In 1969, a newly minted bridge designer, Peter Taylor, met the head of a wind-tunnel testing lab in Ottawa, Ontario. Bob Wardlaw also knew another young bridge engineer named Peter Buckland. He suggested that they meet.

The duo went on to form the notable firm Buckland & Taylor, now a COWI subsidiary, which worked on the Alex Frazier bridge, the Lion’s Gate Bridge, the Ravenel Bridge and the Rion-Antirion Bridge, the new New York Bridge, the Milton-Madison Bridge replacement and scores of others.

“I guess I was a matchmaker,” says Wardlaw.

2015 saw the end of an era in bridge design, as both Peters retired. “I feel very complete. I’ve had a fantastic career. I couldn’t ask for better, and it’s done,” says Buckland.

Taylor was designing a cable-stayed bridge in Montreal when he met Buckland and joined his team working on a third crossing in Vancouver. Soon after, the provincial highway department asked the duo to look at redecking the Lion’s Gate Bridge.

“We formed our company right there and then,” says Taylor. The duo came up with the concept of an orthotropic steel deck for the viaduct portion and then moved on to replacement of the main deck with a jacking traveler suspended from hangers over each deck section to be removed.

COWI acquired the firm in 1998.

Buckland notes the advancements in understanding seismic issues, using alternative project delivery and the evolution of anti-corrosion materials. Taylor adds, “We were fortunate in our timing. When we came out of school in 1960, we were on the threshold of a huge revolution in the way bridges were structured, build and analyzed.” As late as 1964, the Port Mann Bridge’s 1,200-ft-arch structure was designed by hand, he recalls. “When the time came to erect that bridge two years later, we were using computers to analyze the main span closure and tiebacks.”

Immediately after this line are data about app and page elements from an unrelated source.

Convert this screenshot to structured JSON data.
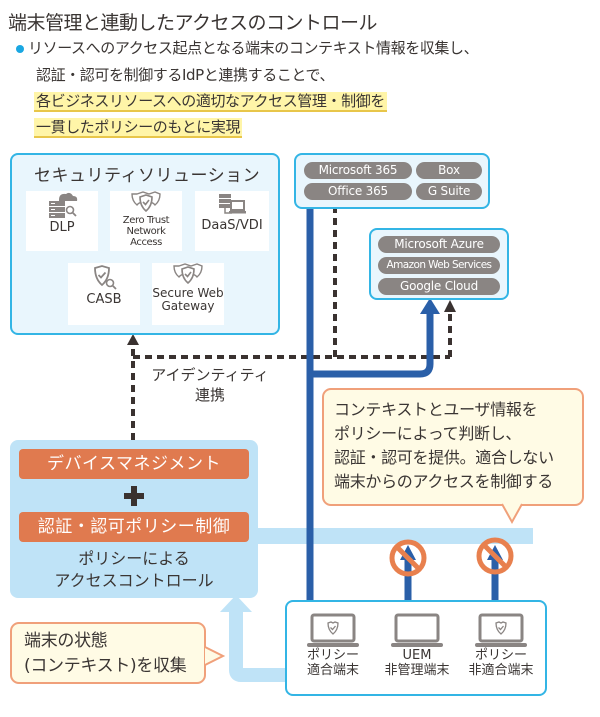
{
  "title": "端末管理と連動したアクセスのコントロール",
  "bullet": {
    "line1": "リソースへのアクセス起点となる端末のコンテキスト情報を収集し、",
    "line2": "認証・認可を制御するIdPと連携することで、",
    "highlight1": "各ビジネスリソースへの適切なアクセス管理・制御を",
    "highlight2": "一貫したポリシーのもとに実現"
  },
  "security_solutions": {
    "title": "セキュリティソリューション",
    "items": [
      {
        "label": "DLP",
        "icon": "server-cloud-search-icon"
      },
      {
        "label": "Zero Trust Network Access",
        "label_line1": "Zero Trust",
        "label_line2": "Network Access",
        "icon": "shield-check-double-icon"
      },
      {
        "label": "DaaS/VDI",
        "icon": "server-laptop-icon"
      },
      {
        "label": "CASB",
        "icon": "shield-check-search-icon"
      },
      {
        "label": "Secure Web Gateway",
        "label_line1": "Secure Web",
        "label_line2": "Gateway",
        "icon": "shield-check-double-icon"
      }
    ]
  },
  "saas": {
    "items": [
      "Microsoft 365",
      "Box",
      "Office 365",
      "G Suite"
    ]
  },
  "cloud": {
    "items": [
      "Microsoft Azure",
      "Amazon Web Services",
      "Google Cloud"
    ]
  },
  "identity_link": {
    "line1": "アイデンティティ",
    "line2": "連携"
  },
  "policy_box": {
    "device_management": "デバイスマネジメント",
    "plus": "+",
    "auth_policy": "認証・認可ポリシー制御",
    "caption_line1": "ポリシーによる",
    "caption_line2": "アクセスコントロール"
  },
  "callout_right": {
    "lines": [
      "コンテキストとユーザ情報を",
      "ポリシーによって判断し、",
      "認証・認可を提供。適合しない",
      "端末からのアクセスを制御する"
    ]
  },
  "callout_left": {
    "lines": [
      "端末の状態",
      "(コンテキスト)を収集"
    ]
  },
  "devices": [
    {
      "line1": "ポリシー",
      "line2": "適合端末",
      "icon": "laptop-shield-icon",
      "blocked": false
    },
    {
      "line1": "UEM",
      "line2": "非管理端末",
      "icon": "laptop-icon",
      "blocked": true
    },
    {
      "line1": "ポリシー",
      "line2": "非適合端末",
      "icon": "laptop-shield-icon",
      "blocked": true
    }
  ],
  "colors": {
    "panel_border": "#33b5e5",
    "panel_fill": "#e9f6fd",
    "policy_fill": "#bfe3f7",
    "orange": "#e07a4f",
    "blue_arrow": "#2a5fa8",
    "dotted_arrow": "#3a3230",
    "pill_gray": "#8a8583",
    "highlight": "#fff5a8"
  }
}
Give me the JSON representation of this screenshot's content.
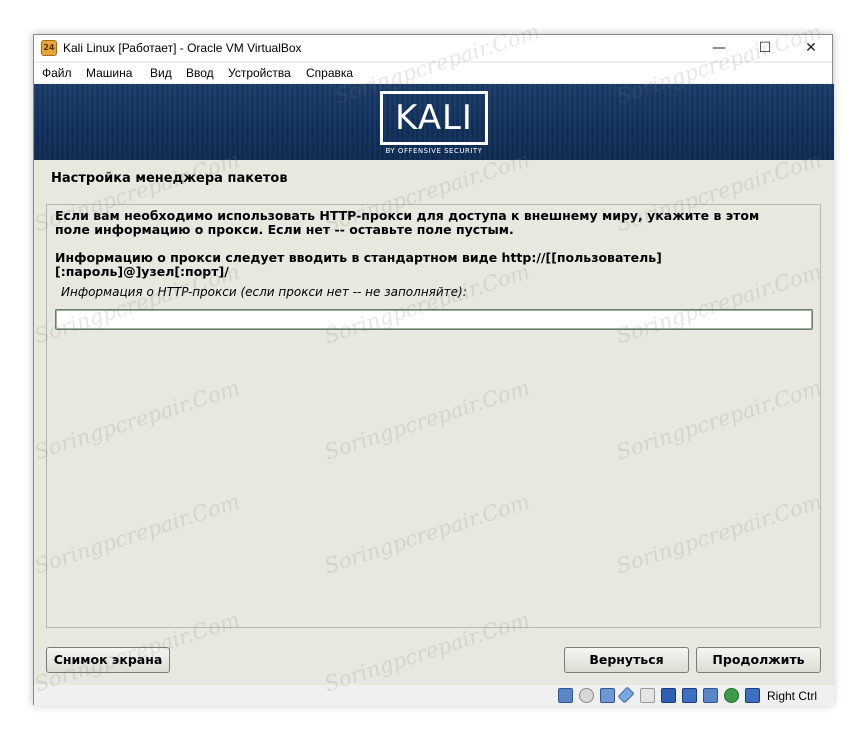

Both also cite the advancement of design-build as an advantage for the firm. “We had always worked with the contractor anyway on erection engineering,” says Buckland. “The Confederation Bridge was an early example of design-build, and we learned a lot.”

That knowledge helped drive the successful completion of the Ravenel Bridge in Charleston, S.C., adds Taylor. “That was a simple design-build. Since then, it’s become more complex. Everyone’s jumping on the bandwagon … piling on layers of bureaucracy.”

Not that it’s a concern for the newly retired duo. “I’ve had a wonderful career beyond my wildest dreams,” says Taylor. “I’d like to read more books. I’m sailing to Tahiti. I won’t be looking over my shoulder at someone else’s deadline.”